- Losing five pounds can reduce the stress on the pelvic floor and reduce incontinence significantly.
- A UCSF study of over 338 women (average age of 53), those who lost an average of just three pounds reported 28% fewer urinary incontinence episodes. Those that lost 17 pounds had 47% fewer episodes. These outcomes improved quality of life measures. The study strongly suggests weight loss decreases incontinence episodes, and a reduction of intra-abdominal pressure (due to central obesity, i.e., belly fat) on the bladder and pelvic floor is possibly why.
Weight loss is an effective, nonsurgical, and noninvasive treatment and should be considered a first line therapy for incontinence. Incontinence drugs have side effects (e.g., dry mouth, dry skin, dry eyes, constipation, upset stomach), and it has been reported that 50% of women discontinue drug treatment within one year because of the side effects.
Improve and Prevent Arthritis Symptoms
- Osteoarthritis is the leading cause of disability in the U.S.

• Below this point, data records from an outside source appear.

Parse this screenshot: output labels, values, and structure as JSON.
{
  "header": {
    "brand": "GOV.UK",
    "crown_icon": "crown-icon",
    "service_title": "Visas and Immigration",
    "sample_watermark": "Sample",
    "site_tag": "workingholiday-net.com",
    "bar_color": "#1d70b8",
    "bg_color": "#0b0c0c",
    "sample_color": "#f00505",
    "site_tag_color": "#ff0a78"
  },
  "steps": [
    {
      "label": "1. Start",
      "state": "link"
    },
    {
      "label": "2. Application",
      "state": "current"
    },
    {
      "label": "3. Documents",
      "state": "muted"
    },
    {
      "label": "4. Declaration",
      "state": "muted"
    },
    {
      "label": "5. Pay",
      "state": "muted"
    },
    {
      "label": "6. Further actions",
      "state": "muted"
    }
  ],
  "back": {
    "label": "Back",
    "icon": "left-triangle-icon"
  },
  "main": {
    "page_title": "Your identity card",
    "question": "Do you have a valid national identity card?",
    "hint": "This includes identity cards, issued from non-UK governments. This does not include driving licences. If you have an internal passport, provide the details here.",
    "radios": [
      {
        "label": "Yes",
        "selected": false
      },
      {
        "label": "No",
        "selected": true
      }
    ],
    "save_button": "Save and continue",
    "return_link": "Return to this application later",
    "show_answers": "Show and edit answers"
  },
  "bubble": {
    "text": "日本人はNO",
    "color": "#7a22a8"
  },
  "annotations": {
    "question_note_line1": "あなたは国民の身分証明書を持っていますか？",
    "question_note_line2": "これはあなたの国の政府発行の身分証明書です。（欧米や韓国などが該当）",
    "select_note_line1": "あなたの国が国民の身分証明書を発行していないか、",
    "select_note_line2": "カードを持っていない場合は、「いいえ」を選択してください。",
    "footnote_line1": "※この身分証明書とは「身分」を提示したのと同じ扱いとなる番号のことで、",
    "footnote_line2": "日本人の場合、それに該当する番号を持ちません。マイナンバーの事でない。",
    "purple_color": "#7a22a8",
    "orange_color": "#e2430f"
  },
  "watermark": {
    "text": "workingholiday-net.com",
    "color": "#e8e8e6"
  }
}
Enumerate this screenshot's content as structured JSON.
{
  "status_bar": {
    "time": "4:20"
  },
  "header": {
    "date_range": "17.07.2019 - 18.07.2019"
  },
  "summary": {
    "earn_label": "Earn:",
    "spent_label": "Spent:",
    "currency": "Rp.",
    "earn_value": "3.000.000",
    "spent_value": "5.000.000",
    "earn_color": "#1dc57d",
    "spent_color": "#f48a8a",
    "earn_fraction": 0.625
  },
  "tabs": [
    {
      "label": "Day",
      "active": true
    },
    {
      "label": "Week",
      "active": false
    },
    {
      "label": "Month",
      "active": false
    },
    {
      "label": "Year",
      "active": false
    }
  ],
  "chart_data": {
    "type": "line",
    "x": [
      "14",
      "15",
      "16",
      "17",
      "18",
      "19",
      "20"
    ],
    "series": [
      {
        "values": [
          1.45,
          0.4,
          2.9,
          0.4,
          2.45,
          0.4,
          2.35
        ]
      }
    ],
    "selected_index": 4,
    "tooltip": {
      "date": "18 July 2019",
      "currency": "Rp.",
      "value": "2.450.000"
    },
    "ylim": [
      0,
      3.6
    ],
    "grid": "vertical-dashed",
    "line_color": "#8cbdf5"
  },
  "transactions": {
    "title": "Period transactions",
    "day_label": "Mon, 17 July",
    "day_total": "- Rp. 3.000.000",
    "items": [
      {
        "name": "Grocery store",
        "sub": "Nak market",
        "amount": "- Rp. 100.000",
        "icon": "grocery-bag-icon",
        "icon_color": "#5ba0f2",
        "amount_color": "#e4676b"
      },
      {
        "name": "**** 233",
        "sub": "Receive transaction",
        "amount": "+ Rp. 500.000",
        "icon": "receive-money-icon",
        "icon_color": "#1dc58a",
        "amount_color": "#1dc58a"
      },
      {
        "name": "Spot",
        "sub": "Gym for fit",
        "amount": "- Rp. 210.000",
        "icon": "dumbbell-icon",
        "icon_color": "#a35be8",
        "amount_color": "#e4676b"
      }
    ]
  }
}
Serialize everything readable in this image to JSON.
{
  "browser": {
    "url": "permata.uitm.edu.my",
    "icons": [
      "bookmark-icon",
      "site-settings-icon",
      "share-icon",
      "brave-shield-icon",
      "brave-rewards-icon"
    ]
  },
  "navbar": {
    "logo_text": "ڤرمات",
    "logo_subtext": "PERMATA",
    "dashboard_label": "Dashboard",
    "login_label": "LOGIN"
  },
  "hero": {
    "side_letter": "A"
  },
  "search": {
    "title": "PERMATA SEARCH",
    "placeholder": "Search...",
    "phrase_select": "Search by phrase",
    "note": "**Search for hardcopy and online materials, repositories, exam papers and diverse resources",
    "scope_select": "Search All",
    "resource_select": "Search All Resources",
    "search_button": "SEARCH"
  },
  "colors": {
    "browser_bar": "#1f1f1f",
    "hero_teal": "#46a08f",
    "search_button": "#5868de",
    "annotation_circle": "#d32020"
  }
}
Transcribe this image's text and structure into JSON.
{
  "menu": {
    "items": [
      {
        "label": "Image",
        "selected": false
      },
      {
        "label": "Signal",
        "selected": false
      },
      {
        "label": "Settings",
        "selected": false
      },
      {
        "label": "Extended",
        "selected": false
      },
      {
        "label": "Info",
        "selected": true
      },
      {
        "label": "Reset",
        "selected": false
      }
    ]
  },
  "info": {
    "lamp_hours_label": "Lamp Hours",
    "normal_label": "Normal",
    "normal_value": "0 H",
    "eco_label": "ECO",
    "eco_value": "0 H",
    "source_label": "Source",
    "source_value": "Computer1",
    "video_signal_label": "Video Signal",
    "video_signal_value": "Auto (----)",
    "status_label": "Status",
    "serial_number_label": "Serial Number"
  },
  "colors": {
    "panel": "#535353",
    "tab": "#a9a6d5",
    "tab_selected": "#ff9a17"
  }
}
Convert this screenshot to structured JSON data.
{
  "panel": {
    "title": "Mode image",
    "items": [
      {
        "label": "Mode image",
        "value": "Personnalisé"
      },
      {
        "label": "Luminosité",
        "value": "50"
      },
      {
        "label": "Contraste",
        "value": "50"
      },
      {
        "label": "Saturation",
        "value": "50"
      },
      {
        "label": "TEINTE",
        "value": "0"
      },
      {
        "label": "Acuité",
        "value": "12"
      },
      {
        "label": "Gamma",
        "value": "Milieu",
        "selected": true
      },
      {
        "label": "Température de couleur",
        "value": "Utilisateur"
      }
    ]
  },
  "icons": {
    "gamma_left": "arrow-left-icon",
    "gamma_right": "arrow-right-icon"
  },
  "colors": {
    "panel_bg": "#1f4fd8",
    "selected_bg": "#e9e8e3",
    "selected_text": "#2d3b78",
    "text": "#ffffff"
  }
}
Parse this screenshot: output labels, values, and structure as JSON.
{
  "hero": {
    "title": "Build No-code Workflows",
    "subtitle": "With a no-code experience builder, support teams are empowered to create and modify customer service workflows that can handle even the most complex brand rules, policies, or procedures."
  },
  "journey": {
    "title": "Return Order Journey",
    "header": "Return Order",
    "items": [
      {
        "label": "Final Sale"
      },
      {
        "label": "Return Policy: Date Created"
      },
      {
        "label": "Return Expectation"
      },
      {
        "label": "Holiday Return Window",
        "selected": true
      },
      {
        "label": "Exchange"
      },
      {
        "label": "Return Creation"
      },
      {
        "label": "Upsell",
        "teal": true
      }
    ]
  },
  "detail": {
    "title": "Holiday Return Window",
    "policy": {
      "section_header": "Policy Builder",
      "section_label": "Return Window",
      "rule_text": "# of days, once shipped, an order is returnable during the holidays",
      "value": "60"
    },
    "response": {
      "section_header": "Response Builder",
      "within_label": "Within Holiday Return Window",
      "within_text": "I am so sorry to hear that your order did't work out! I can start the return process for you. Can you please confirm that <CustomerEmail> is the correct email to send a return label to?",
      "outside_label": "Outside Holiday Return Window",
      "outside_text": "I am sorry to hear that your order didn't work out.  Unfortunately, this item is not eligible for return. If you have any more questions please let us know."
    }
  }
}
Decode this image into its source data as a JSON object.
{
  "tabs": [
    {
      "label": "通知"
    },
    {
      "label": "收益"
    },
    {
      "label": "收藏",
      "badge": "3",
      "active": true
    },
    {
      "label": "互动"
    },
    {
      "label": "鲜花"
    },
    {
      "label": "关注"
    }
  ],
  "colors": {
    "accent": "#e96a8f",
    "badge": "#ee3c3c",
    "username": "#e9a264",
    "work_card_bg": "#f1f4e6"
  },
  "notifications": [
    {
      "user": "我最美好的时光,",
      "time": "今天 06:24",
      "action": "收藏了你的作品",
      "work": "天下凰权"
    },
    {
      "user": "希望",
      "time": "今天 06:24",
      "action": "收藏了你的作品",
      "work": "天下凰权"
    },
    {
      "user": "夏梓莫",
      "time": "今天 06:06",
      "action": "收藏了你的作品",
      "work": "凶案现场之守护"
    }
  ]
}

- When you carry extra pounds it puts huge pressure on your joints and puts you at risk of osteoarthritis (degenerative “wear and tear arthritis”).
- In knee osteoarthritis, the cartilage in the knee joint gradually wears away. As the cartilage wears away, the protective space between the bones decreases. The deterioration of the “shock absorber” can result in bone rubbing on bone, pain, stiffness, loss of movement in the affected joint, and painful bone spurs.
- Wake Forest University conducted an 18-month diet and exercise study on sedentary, overweight, older adults with symptomatic knee osteoarthritis. They concluded that for each pound of weight lost, each knee bears four pounds less pressure per step.
Amount of Knee Pressure When Walking
- If you lose five pounds, you reduce 20 pounds of pressure bearing down on each knee which can lessen pain.
- When walking one mile (assuming 2,000 strides per mile), a five-pound loss in weight would be a reduction of more than 40,000 pounds of accumulated pressure on each knee.
- Walking on an incline, walking up/down stairs, squatting, and jogging significantly reduce pressure on each knee even more.
Fit Tip: Aim for losing a little weight versus a lot. It’s less daunting and the scientific evidence is clear. You’ll receive the health payoffs long before you drop large amounts of weight.
A 15-year study on “added sugar” and heart disease found that participants were twice as likely to die from heart disease who consumed 25 percent or more of daily calories from added sugar compared to those that consumed 10 percent or less. Weekend anchor Marty Gonzalez on “KRON 4 Morning News Weekend” and I talk about sugar and its link to aging.
Continue reading “KRON 4 | Why Sugar Causes Wrinkles and Heart Disease”